» **TASK BRIEF**: Below are the records; give the number of lines in them that include the word "this", and nothing more.

(Data entries)
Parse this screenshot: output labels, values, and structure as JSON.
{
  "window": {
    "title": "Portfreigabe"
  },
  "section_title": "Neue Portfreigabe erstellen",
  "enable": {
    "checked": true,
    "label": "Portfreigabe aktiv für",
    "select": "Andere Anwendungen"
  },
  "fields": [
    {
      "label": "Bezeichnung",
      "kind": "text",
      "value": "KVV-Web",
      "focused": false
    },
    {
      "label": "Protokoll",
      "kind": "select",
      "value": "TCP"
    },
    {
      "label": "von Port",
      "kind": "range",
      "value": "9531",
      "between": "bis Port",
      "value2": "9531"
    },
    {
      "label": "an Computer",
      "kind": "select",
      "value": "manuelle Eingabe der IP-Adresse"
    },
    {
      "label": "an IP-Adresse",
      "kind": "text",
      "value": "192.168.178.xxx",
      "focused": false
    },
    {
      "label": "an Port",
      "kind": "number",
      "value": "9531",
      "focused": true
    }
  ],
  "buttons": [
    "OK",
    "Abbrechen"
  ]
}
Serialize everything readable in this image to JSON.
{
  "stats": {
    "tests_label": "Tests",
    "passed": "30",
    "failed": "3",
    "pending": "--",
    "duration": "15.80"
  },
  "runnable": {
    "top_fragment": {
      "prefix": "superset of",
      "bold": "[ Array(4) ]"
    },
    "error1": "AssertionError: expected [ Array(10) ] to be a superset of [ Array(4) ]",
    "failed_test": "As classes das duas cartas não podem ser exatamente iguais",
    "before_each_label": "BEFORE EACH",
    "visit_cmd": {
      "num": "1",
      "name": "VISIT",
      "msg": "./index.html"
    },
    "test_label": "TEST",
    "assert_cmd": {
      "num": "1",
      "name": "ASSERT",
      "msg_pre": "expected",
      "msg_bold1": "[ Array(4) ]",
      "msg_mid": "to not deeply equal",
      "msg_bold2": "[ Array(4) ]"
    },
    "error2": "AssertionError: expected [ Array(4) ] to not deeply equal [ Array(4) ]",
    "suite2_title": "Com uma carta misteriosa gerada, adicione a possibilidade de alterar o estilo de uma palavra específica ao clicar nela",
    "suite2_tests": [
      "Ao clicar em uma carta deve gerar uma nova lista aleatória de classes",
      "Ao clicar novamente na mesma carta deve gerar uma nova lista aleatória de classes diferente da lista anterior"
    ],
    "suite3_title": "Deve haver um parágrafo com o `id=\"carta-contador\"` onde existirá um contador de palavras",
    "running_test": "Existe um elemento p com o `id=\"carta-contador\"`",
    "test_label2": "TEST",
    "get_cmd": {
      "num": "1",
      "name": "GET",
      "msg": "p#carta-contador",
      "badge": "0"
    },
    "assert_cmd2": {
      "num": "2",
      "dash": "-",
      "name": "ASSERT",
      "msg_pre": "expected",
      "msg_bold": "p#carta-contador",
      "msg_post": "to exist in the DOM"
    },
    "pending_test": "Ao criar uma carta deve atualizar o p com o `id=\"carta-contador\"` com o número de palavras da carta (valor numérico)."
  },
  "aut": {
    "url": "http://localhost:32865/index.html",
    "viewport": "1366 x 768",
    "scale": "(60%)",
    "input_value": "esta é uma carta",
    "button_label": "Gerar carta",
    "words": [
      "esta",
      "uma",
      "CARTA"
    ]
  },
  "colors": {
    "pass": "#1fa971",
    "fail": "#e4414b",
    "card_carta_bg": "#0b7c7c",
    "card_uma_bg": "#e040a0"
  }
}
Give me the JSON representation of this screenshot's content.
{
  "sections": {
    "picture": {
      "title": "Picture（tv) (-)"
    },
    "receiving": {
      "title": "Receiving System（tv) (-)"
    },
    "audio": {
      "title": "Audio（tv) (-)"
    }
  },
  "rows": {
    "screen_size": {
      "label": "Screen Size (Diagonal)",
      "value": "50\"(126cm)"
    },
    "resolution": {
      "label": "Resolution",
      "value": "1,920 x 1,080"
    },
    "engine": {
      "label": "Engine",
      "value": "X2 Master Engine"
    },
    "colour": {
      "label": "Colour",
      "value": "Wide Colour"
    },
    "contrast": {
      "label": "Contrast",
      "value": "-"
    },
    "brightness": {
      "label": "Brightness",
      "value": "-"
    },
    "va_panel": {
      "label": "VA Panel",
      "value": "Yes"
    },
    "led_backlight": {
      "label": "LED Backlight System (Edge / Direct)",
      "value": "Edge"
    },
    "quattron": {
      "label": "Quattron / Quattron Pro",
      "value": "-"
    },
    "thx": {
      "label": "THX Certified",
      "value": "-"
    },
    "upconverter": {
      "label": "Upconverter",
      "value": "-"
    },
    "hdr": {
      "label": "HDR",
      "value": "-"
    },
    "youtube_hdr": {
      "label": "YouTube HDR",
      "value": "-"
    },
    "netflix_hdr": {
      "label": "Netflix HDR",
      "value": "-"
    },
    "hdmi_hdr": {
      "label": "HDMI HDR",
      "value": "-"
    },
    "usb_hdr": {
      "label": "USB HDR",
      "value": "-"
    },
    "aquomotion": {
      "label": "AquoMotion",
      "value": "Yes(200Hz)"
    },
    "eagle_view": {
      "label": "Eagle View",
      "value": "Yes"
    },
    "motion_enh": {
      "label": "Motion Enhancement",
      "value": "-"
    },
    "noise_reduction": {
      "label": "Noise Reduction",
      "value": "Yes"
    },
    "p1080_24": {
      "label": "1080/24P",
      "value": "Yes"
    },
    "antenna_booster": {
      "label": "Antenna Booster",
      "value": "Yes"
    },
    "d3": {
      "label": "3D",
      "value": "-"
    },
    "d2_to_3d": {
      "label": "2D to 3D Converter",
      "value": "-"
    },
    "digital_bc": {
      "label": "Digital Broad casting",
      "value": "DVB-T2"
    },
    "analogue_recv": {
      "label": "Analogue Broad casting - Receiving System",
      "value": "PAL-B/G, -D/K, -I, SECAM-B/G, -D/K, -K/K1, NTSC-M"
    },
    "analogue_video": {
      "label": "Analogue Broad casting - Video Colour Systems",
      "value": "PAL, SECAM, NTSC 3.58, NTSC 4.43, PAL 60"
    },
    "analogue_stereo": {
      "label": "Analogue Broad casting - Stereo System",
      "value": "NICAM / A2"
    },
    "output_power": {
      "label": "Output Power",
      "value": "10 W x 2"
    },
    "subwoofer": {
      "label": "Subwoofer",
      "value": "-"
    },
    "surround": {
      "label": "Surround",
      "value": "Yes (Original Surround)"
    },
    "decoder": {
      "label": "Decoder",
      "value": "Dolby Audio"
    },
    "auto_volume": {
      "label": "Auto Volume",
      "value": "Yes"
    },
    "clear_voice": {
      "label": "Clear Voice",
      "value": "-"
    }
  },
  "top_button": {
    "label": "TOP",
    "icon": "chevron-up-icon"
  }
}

» **WRITTEN ANSWER**: 3